Does your company sponsor a High Deductible Health Plan?
We want to remind you about unique requirements for employers that sponsor High Deductible Health Plans (HDHP) with employees contributing to a Health Savings Account (HSA).
If your company sponsored a HDHP in 2018 and employees established HSAs, contributions made to the HSA by your company and by employees through salary reduction must be reported on Form W-2.
As the employer, you are responsible for determining if:
- The employee was covered by a HDHP sponsored by the employer.
- The employee was not covered by any impermissible non-HDHP employer plan (think full flexible spending account).
- The employee was 55 or older and eligible for catch-up contributions, you may rely on the employees’ self-reporting for date of birth.
Employee contributions made pre-tax through a cafeteria plan are considered employer contributions. These pre-tax cafeteria plan contributions should be combined with any contributions made by your company. This total is reported on Form W-2, Box 12 using code W.
Contributions to a HSA by any Sub-chapter S 2% (or more) shareholders, members of an LLC or LLP are not allowed through a cafeteria plan. These groups, and any others who made their HSA contributions outside of the payroll system, deduct their contributions on their personal Form 1040. 2018 instructions for Form W-2 state that employer HSA contributions that are not excludable from the employee’s income must be reported in Boxes 1, 3, and 5. Please consult with your payroll and tax advisor for these special circumstances.
HSA Reporting Guidance for Employees
Employees who contribute to or receive distributions from a HSA in 2018 must report both on their personal tax returns using IRS Form 8889. We prepared general guidance that your employees might find helpful. As with all tax issues, employees should contact a tax advisor with their specific issues or questions.
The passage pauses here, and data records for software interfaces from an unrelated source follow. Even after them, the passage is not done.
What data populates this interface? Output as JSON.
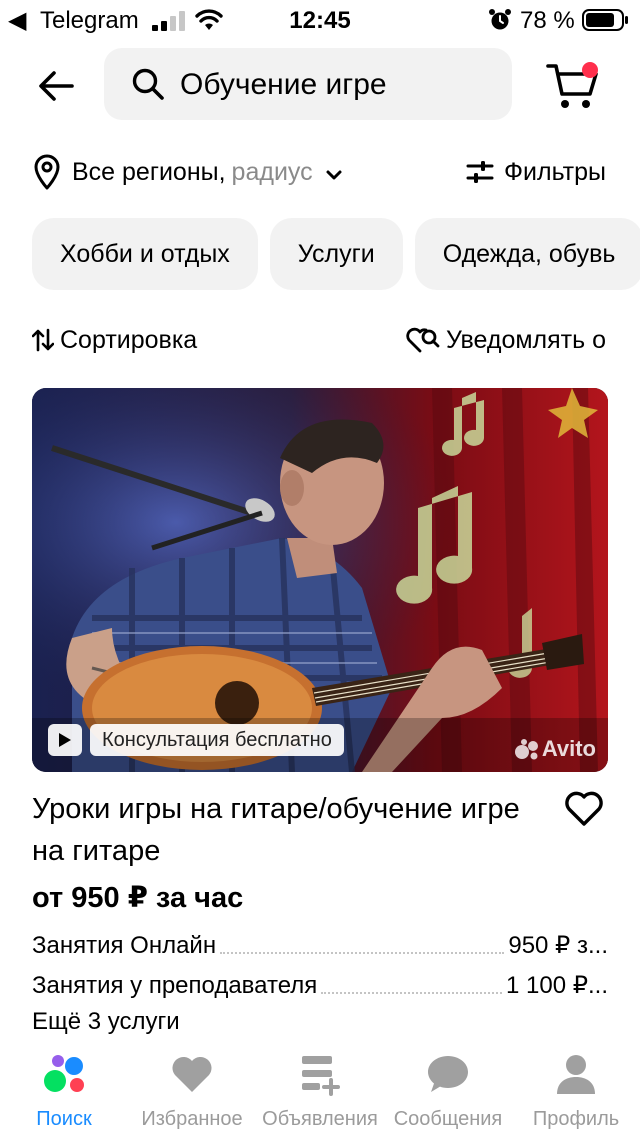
{
  "status_bar": {
    "back_glyph": "◀",
    "carrier": "Telegram",
    "time": "12:45",
    "battery_percent": "78 %"
  },
  "header": {
    "search_query": "Обучение игре"
  },
  "region": {
    "label": "Все регионы,",
    "radius": "радиус"
  },
  "filters": {
    "label": "Фильтры"
  },
  "chips": [
    "Хобби и отдых",
    "Услуги",
    "Одежда, обувь"
  ],
  "sort": {
    "label": "Сортировка"
  },
  "notify": {
    "label": "Уведомлять о"
  },
  "listing": {
    "badge": "Консультация бесплатно",
    "watermark": "Avito",
    "title": "Уроки игры на гитаре/обучение игре на гитаре",
    "price": "от 950 ₽ за час",
    "services": [
      {
        "name": "Занятия Онлайн",
        "price": "950 ₽ з..."
      },
      {
        "name": "Занятия у преподавателя",
        "price": "1 100 ₽..."
      }
    ],
    "more_services": "Ещё 3 услуги"
  },
  "bottom_nav": {
    "items": [
      {
        "label": "Поиск",
        "icon": "search-tab-icon",
        "active": true
      },
      {
        "label": "Избранное",
        "icon": "heart-icon",
        "active": false
      },
      {
        "label": "Объявления",
        "icon": "listings-icon",
        "active": false
      },
      {
        "label": "Сообщения",
        "icon": "chat-icon",
        "active": false
      },
      {
        "label": "Профиль",
        "icon": "profile-icon",
        "active": false
      }
    ]
  },
  "colors": {
    "accent_blue": "#1a8cff",
    "chip_bg": "#f2f2f2",
    "cart_badge": "#ff2f4c",
    "nav_inactive": "#9b9b9b"
  }
}
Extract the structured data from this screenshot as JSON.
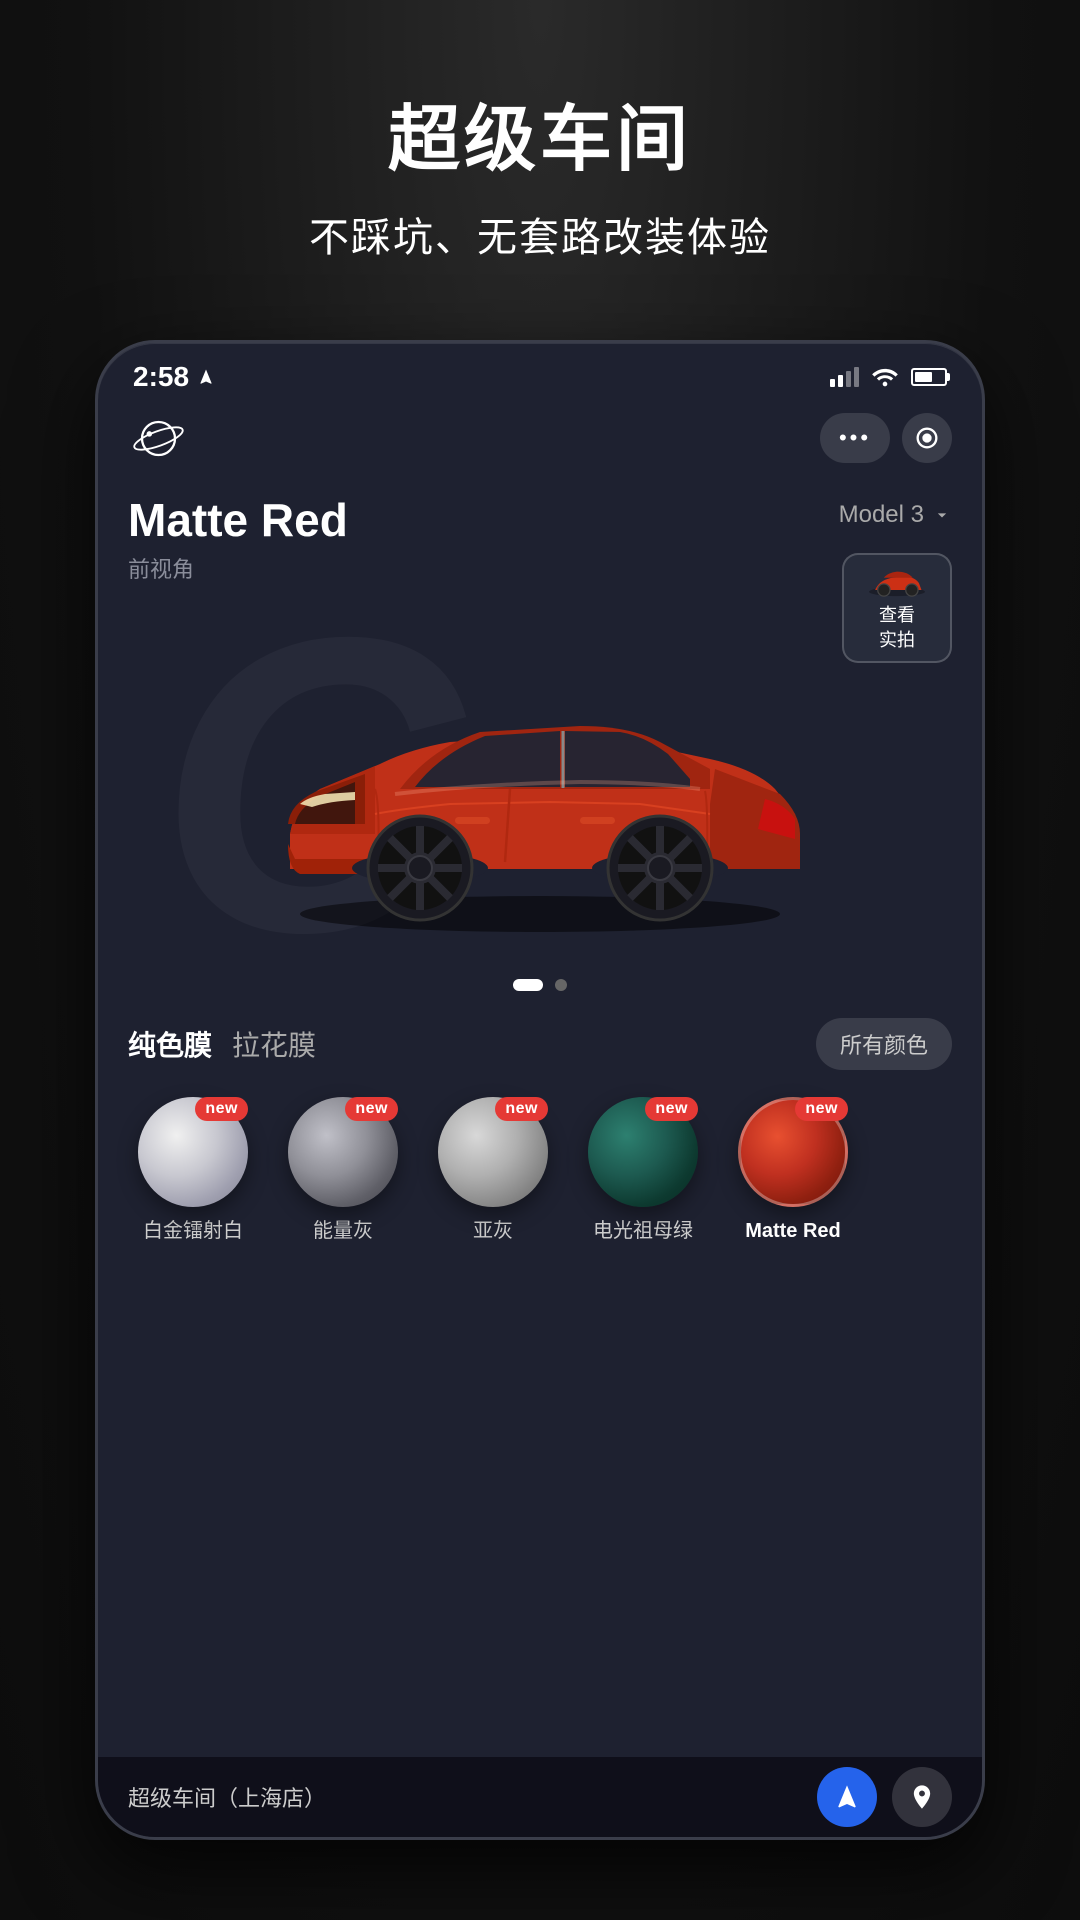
{
  "page": {
    "background": "#1a1a1a"
  },
  "top": {
    "main_title": "超级车间",
    "sub_title": "不踩坑、无套路改装体验"
  },
  "phone": {
    "status_bar": {
      "time": "2:58",
      "location_arrow": "◁"
    },
    "header": {
      "more_dots": "•••"
    },
    "car_info": {
      "name": "Matte Red",
      "angle": "前视角",
      "model": "Model 3",
      "photo_preview_line1": "查看",
      "photo_preview_line2": "实拍"
    },
    "pagination": {
      "active_index": 0,
      "total": 2
    },
    "tabs": {
      "items": [
        {
          "id": "solid",
          "label": "纯色膜",
          "active": true
        },
        {
          "id": "brushed",
          "label": "拉花膜",
          "active": false
        }
      ],
      "all_colors_label": "所有颜色"
    },
    "colors": [
      {
        "id": "white-gold",
        "label": "白金镭射白",
        "is_new": true,
        "active": false,
        "swatch_class": "white-gold"
      },
      {
        "id": "energy-gray",
        "label": "能量灰",
        "is_new": true,
        "active": false,
        "swatch_class": "energy-gray"
      },
      {
        "id": "sub-gray",
        "label": "亚灰",
        "is_new": true,
        "active": false,
        "swatch_class": "sub-gray"
      },
      {
        "id": "teal-green",
        "label": "电光祖母绿",
        "is_new": true,
        "active": false,
        "swatch_class": "teal-green"
      },
      {
        "id": "matte-red",
        "label": "Matte Red",
        "is_new": true,
        "active": true,
        "swatch_class": "matte-red"
      }
    ],
    "bottom_bar": {
      "location": "超级车间（上海店）"
    }
  }
}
Feel free to view and/or print the following:
Should you still have questions, please contact your Account Executive, Client Advocate, or consult with your tax advisor.